"A weekend getaway is not a luxury, it's an investment in your business." That was my response to a client who is nearing burnout and believed that she could not justify a weekend away with her husband.
Entrepreneurial burnout is one of the most serious challenges that you may face as a business owner. When the physical, emotional, and mental exhaustion associated with job burnout sets in, it brings with it doubts about your competence and value of your work. It will lead to poor decision-making and moodiness. Ultimately, it can lead to illness. Therefore, avoiding burnout should be one of your top priorities because without you, it's likely that your small business will not thrive.
Naturally, the most efficient way to achieve progress, yet avoid burnout, is to build a business that does not solely rely on you 24/7. Until then, use these safeguards against burnout to preserve your health, sanity, relationships, and the future of your business.
1. Be clear about what you want.
Oftentimes, entrepreneurs with the highest level of burnout aren't clear about their vision and the steps necessary to achieve it. This lack of clarity leads to mental fatigue, fear, and an excess of activity that leads to nowhere.
Work with an experienced coach or mentor to establish and evaluate your purpose, vision, and plan. The clarity you'll gain here will create a great sense of freedom and relief. This knowledge alone will take you light years ahead of where you are now.
2. Avoid getting into a rut.
If you're sitting in your office at a computer all day you'll get to the point of burnout quickly. Grab your tablet or laptop and move into a new environment. If you are home-based, simply relocating from your office to a different room can renew your energy. Most mornings you'll find me working at a local coffeehouse or even the home office of a fellow entrepreneur.
If physical relocation is not an option then take your phone meetings, and even in person meetings, for a walk. Last week I had an important meeting with a prospective strategic partner in downtown Chicago. I expected to settle into his office, but he surprised me by suggesting we walk while we talk. This activity established a relationship that was immediately comfortable, and change of scenery boosted our energy and creativity.
3. Build in breaks: long and short.
From a five-minute break, to a weekend getaway or full-blown vacation, every opportunity to refresh your brain and body is critical to the success of your business. If your computer is running slow, you get it fixed. In fact, you probably maintain your computer by running malware and virus protection software at a minimum. What do you do to maintain your own health?
Set a timer or schedule in your breaks. Schedule a quarterly weekend away, and make sure you take a real vacation annually (at least). Money may be tight but there are creative ways to take an inexpensive vacation.

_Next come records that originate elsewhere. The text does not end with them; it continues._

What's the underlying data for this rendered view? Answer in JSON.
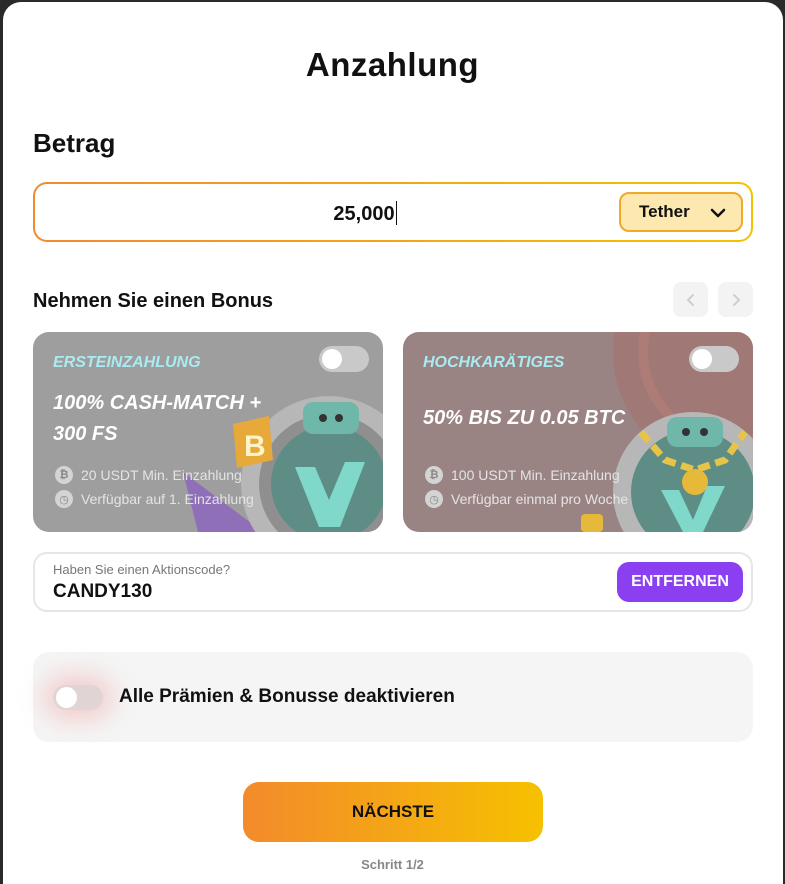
{
  "modal": {
    "title": "Anzahlung"
  },
  "amount": {
    "label": "Betrag",
    "value": "25,000",
    "currency": "Tether"
  },
  "bonus": {
    "title": "Nehmen Sie einen Bonus",
    "cards": [
      {
        "type": "ERSTEINZAHLUNG",
        "headline_1": "100% CASH-MATCH +",
        "headline_2": "300 FS",
        "min": "20 USDT Min. Einzahlung",
        "availability": "Verfügbar auf 1. Einzahlung",
        "enabled": false
      },
      {
        "type": "HOCHKARÄTIGES",
        "headline_1": "50% BIS ZU 0.05 BTC",
        "min": "100 USDT Min. Einzahlung",
        "availability": "Verfügbar einmal pro Woche",
        "enabled": false
      }
    ]
  },
  "promo": {
    "placeholder": "Haben Sie einen Aktionscode?",
    "value": "CANDY130",
    "remove_label": "ENTFERNEN"
  },
  "disable_all": {
    "label": "Alle Prämien & Bonusse deaktivieren",
    "enabled": false
  },
  "footer": {
    "next_label": "NÄCHSTE",
    "step": "Schritt 1/2"
  },
  "colors": {
    "accent_orange": "#f38a2c",
    "accent_yellow": "#f6c100",
    "purple_button": "#8a3ff0",
    "card_type_text": "#a8ecf2"
  }
}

4. Avoid unnecessary time-suckers.
Evaluate how you spend your time. If you get caught up in browsing or social media, it will only add to the pressure of your day. Do you spend more time on the phone than necessary? Indulge in an excess of idle chit-chat with employees, or waste way too much energy striving for the perfection that doesn't exist? Maybe you even get caught up in a bit of gaming activity. The hour easily spent playing Rise of the Tomb Raider will rob you of any hope of a productive day.
I find that people who "escape" in these activities usually don't have the clarity that I talked about in point No. 1. When you're clear, have a checklist of priorities, and are committed to success, it's less likely that you'll need this escape.

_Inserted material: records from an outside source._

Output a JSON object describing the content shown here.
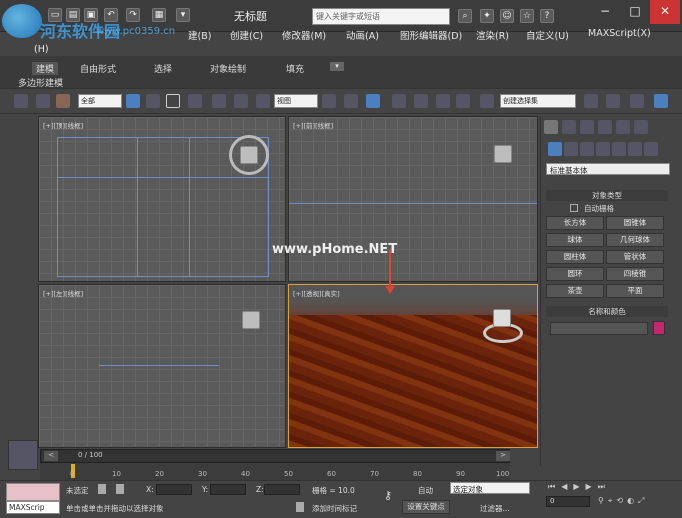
{
  "title_bar": {
    "doc_title": "无标题",
    "search_placeholder": "键入关键字或短语",
    "min": "−",
    "max": "□",
    "close": "✕"
  },
  "watermark": {
    "text1": "河东软件园",
    "text2": "www.pc0359.cn",
    "center": "www.pHome.NET"
  },
  "menu": [
    "(H)",
    "建(B)",
    "创建(C)",
    "修改器(M)",
    "动画(A)",
    "图形编辑器(D)",
    "渲染(R)",
    "自定义(U)",
    "MAXScript(X)"
  ],
  "ribbon": {
    "tabs": [
      "建模",
      "自由形式",
      "选择",
      "对象绘制",
      "填充"
    ],
    "sub": "多边形建模"
  },
  "toolbar": {
    "filter": "全部",
    "refcoord": "视图",
    "named_sel": "创建选择集"
  },
  "viewports": [
    {
      "label": "[+][顶][线框]"
    },
    {
      "label": "[+][前][线框]"
    },
    {
      "label": "[+][左][线框]"
    },
    {
      "label": "[+][透视][真实]"
    }
  ],
  "cmd_panel": {
    "category": "标准基本体",
    "object_type_title": "对象类型",
    "autogrid": "自动栅格",
    "buttons": [
      "长方体",
      "圆锥体",
      "球体",
      "几何球体",
      "圆柱体",
      "管状体",
      "圆环",
      "四棱锥",
      "茶壶",
      "平面"
    ],
    "name_color_title": "名称和颜色"
  },
  "timeline": {
    "frame": "0 / 100",
    "ticks": [
      "0",
      "10",
      "20",
      "30",
      "40",
      "50",
      "60",
      "70",
      "80",
      "90",
      "100"
    ]
  },
  "status": {
    "maxscript": "MAXScrip",
    "none_selected": "未选定",
    "x": "X:",
    "y": "Y:",
    "z": "Z:",
    "grid": "栅格 = 10.0",
    "auto": "自动",
    "sel_obj": "选定对象",
    "set_key": "设置关键点",
    "filters": "过滤器...",
    "prompt": "单击或单击并拖动以选择对象",
    "add_tag": "添加时间标记",
    "frame_val": "0"
  }
}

5. Practice Mindfulness
A recent Harvard Business Review report says, "Mindfulness should no longer be considered a "nice-to-have" for executives. It's a "must-have": a way to keep our brains healthy, to support self-regulation and effective decision-making capabilities, and to protect ourselves from toxic stress." Mindfulness can actually change the brain!
It's true. Even a daily two or three minutes of relaxing your mind with meditation or visualization will change your world. Practicing the art of being present in the moment will increase your clarity, focus, and productivity levels. Any mindfulness practice is capable of reducing your stress and boosting your happiness levels as well. Who doesn't want that?
If you are at the point of burnout, or drawing near, doing these things--as simple as they are--may sound overwhelming. Begin with one and work your way up. I suggest No. 3 as your first step!